* [Work to be completed]:
Copy out the entries that follow exactly, leaving every picture behind.

** Opening Provided records block **

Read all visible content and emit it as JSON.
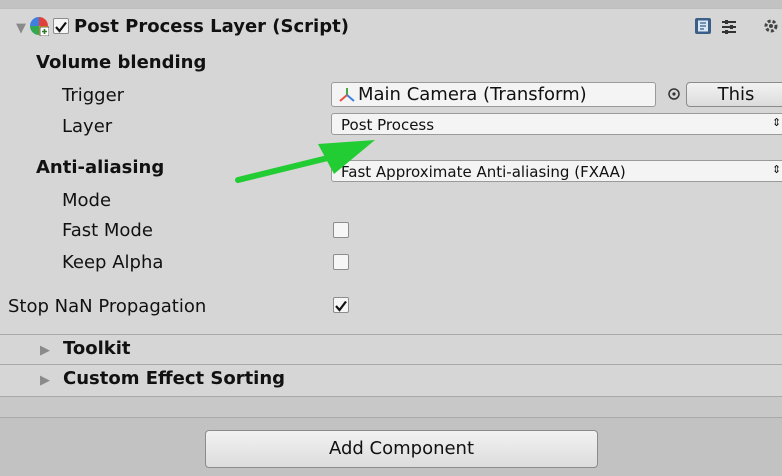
{
  "component": {
    "title": "Post Process Layer (Script)",
    "enabled": true,
    "icons": [
      "foldout-arrow-icon",
      "script-component-icon",
      "help-book-icon",
      "presets-icon",
      "settings-gear-icon"
    ]
  },
  "volume_blending": {
    "heading": "Volume blending",
    "trigger_label": "Trigger",
    "trigger_value": "Main Camera  (Transform)",
    "trigger_button": "This",
    "layer_label": "Layer",
    "layer_value": "Post Process"
  },
  "anti_aliasing": {
    "heading": "Anti-aliasing",
    "mode_label": "Mode",
    "mode_value": "Fast Approximate Anti-aliasing (FXAA)",
    "fast_mode_label": "Fast Mode",
    "fast_mode_checked": false,
    "keep_alpha_label": "Keep Alpha",
    "keep_alpha_checked": false
  },
  "stop_nan": {
    "label": "Stop NaN Propagation",
    "checked": true
  },
  "foldouts": {
    "toolkit": "Toolkit",
    "custom_sorting": "Custom Effect Sorting"
  },
  "add_component_label": "Add Component",
  "annotation": {
    "color": "#22cc33"
  }
}
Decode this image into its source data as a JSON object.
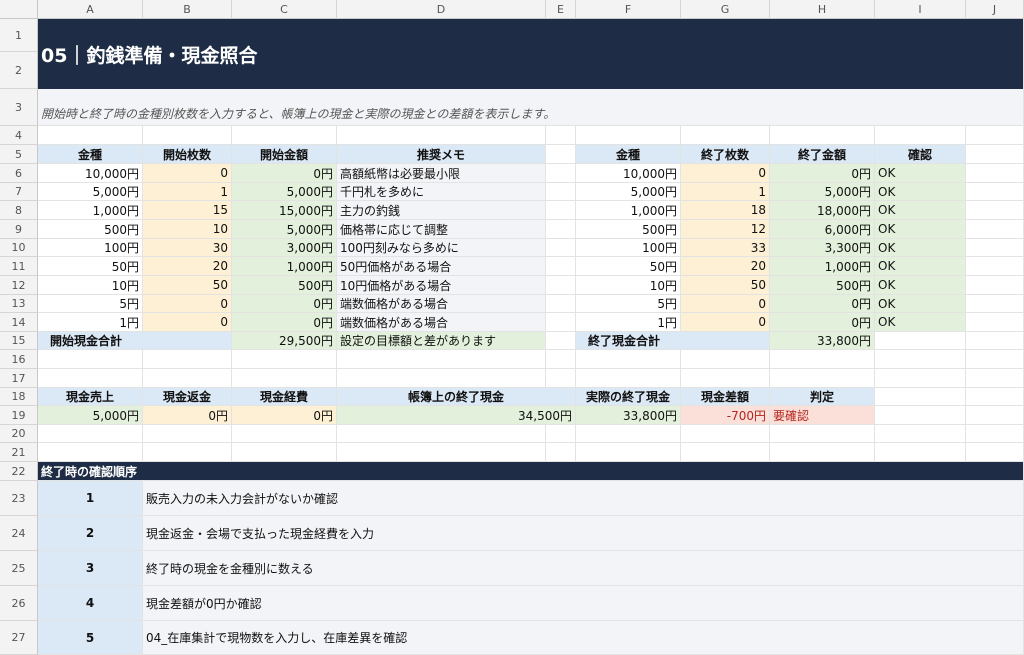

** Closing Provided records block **

* [Task answer]:
Read all visible content and emit it as JSON.
{
  "component": {
    "title": "Post Process Layer (Script)",
    "enabled": true,
    "icons": [
      "foldout-arrow-icon",
      "script-component-icon",
      "help-book-icon",
      "presets-icon",
      "settings-gear-icon"
    ]
  },
  "volume_blending": {
    "heading": "Volume blending",
    "trigger_label": "Trigger",
    "trigger_value": "Main Camera  (Transform)",
    "trigger_button": "This",
    "layer_label": "Layer",
    "layer_value": "Post Process"
  },
  "anti_aliasing": {
    "heading": "Anti-aliasing",
    "mode_label": "Mode",
    "mode_value": "Fast Approximate Anti-aliasing (FXAA)",
    "fast_mode_label": "Fast Mode",
    "fast_mode_checked": false,
    "keep_alpha_label": "Keep Alpha",
    "keep_alpha_checked": false
  },
  "stop_nan": {
    "label": "Stop NaN Propagation",
    "checked": true
  },
  "foldouts": {
    "toolkit": "Toolkit",
    "custom_sorting": "Custom Effect Sorting"
  },
  "add_component_label": "Add Component",
  "annotation": {
    "color": "#22cc33"
  }
}
Decode this image into its source data as a JSON object.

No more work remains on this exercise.